TASK PROMPT: Which lines in the data below contain the word "Combo"? Return each of them.

EXERCISE MATERIAL:
↓↓↓
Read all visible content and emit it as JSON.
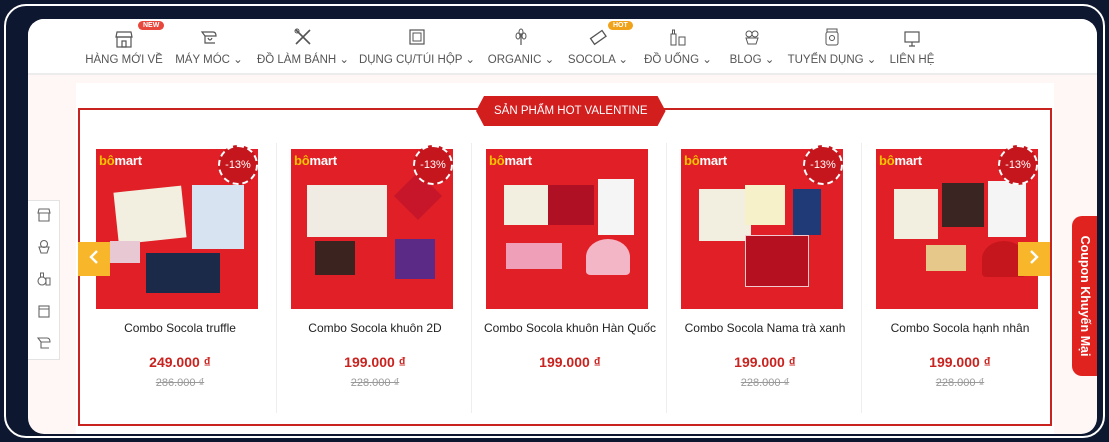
{
  "nav": {
    "items": [
      {
        "label": "HÀNG MỚI VỀ",
        "icon": "store-icon",
        "badge": "NEW"
      },
      {
        "label": "MÁY MÓC",
        "icon": "stand-mixer-icon",
        "dropdown": true
      },
      {
        "label": "ĐỒ LÀM BÁNH",
        "icon": "baking-tools-icon",
        "dropdown": true
      },
      {
        "label": "DỤNG CỤ/TÚI HỘP",
        "icon": "box-icon",
        "dropdown": true
      },
      {
        "label": "ORGANIC",
        "icon": "wheat-icon",
        "dropdown": true
      },
      {
        "label": "SOCOLA",
        "icon": "chocolate-bar-icon",
        "dropdown": true,
        "badge": "HOT"
      },
      {
        "label": "ĐỒ UỐNG",
        "icon": "bottles-icon",
        "dropdown": true
      },
      {
        "label": "BLOG",
        "icon": "cupcake-icon",
        "dropdown": true
      },
      {
        "label": "TUYỂN DỤNG",
        "icon": "jar-icon",
        "dropdown": true
      },
      {
        "label": "LIÊN HỆ",
        "icon": "computer-icon"
      }
    ]
  },
  "section": {
    "title": "SẢN PHẨM HOT VALENTINE"
  },
  "products": [
    {
      "name": "Combo Socola truffle",
      "price": "249.000 ₫",
      "old_price": "286.000 ₫",
      "discount": "-13%",
      "logo_a": "bô",
      "logo_b": "mart"
    },
    {
      "name": "Combo Socola khuôn 2D",
      "price": "199.000 ₫",
      "old_price": "228.000 ₫",
      "discount": "-13%",
      "logo_a": "bô",
      "logo_b": "mart"
    },
    {
      "name": "Combo Socola khuôn Hàn Quốc",
      "price": "199.000 ₫",
      "old_price": "",
      "discount": "",
      "logo_a": "bô",
      "logo_b": "mart"
    },
    {
      "name": "Combo Socola Nama trà xanh",
      "price": "199.000 ₫",
      "old_price": "228.000 ₫",
      "discount": "-13%",
      "logo_a": "bô",
      "logo_b": "mart"
    },
    {
      "name": "Combo Socola hạnh nhân",
      "price": "199.000 ₫",
      "old_price": "228.000 ₫",
      "discount": "-13%",
      "logo_a": "bô",
      "logo_b": "mart"
    }
  ],
  "sidebar": {
    "icons": [
      "store-icon",
      "cupcake-icon",
      "bottles-icon",
      "box-icon",
      "stand-mixer-icon"
    ]
  },
  "coupon": {
    "label": "Coupon Khuyến Mại"
  },
  "colors": {
    "accent": "#d31e1e",
    "arrow": "#f8b62a",
    "product_bg": "#e02026",
    "background": "#0d1730"
  }
}
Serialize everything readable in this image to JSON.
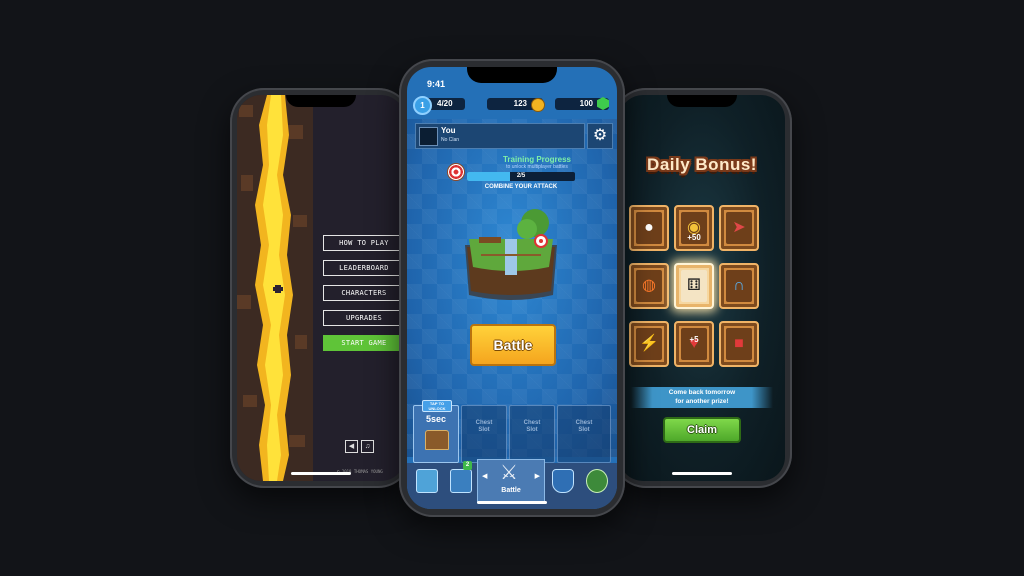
{
  "colors": {
    "background": "#121418",
    "left_menu_accent": "#5fc438",
    "battle_button": "#ffd23a",
    "claim_button": "#6cc63c"
  },
  "left_phone": {
    "menu": [
      "HOW TO PLAY",
      "LEADERBOARD",
      "CHARACTERS",
      "UPGRADES",
      "START GAME"
    ],
    "sound_icon": "sound-icon",
    "music_icon": "music-icon",
    "copyright": "© 2018 THOMAS YOUNG"
  },
  "center_phone": {
    "status_time": "9:41",
    "level": "1",
    "trophies": "4/20",
    "gold": "123",
    "gems": "100",
    "player_name": "You",
    "clan": "No Clan",
    "training": {
      "title": "Training Progress",
      "subtitle": "to unlock multiplayer battles",
      "progress_text": "2/5",
      "progress_fraction": 0.4,
      "caption": "COMBINE YOUR ATTACK"
    },
    "battle_button": "Battle",
    "chests": {
      "active_tag": "TAP TO UNLOCK",
      "active_timer": "5sec",
      "empty_slot_line1": "Chest",
      "empty_slot_line2": "Slot"
    },
    "tabs": {
      "cards_badge": "2",
      "battle_label": "Battle"
    }
  },
  "right_phone": {
    "title": "Daily Bonus!",
    "prizes": [
      {
        "icon": "bomb-icon",
        "label": ""
      },
      {
        "icon": "coins-icon",
        "label": "+50"
      },
      {
        "icon": "arrow-icon",
        "label": ""
      },
      {
        "icon": "rainbow-ball-icon",
        "label": ""
      },
      {
        "icon": "dice-icon",
        "label": ""
      },
      {
        "icon": "magnet-icon",
        "label": ""
      },
      {
        "icon": "anvil-icon",
        "label": ""
      },
      {
        "icon": "heart-icon",
        "label": "+5"
      },
      {
        "icon": "boxing-glove-icon",
        "label": ""
      }
    ],
    "selected_prize_index": 4,
    "banner_line1": "Come back tomorrow",
    "banner_line2": "for another prize!",
    "claim_button": "Claim"
  }
}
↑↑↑
RESULT:
      "name": "Combo Socola truffle",
      "name": "Combo Socola khuôn 2D",
      "name": "Combo Socola khuôn Hàn Quốc",
      "name": "Combo Socola Nama trà xanh",
      "name": "Combo Socola hạnh nhân",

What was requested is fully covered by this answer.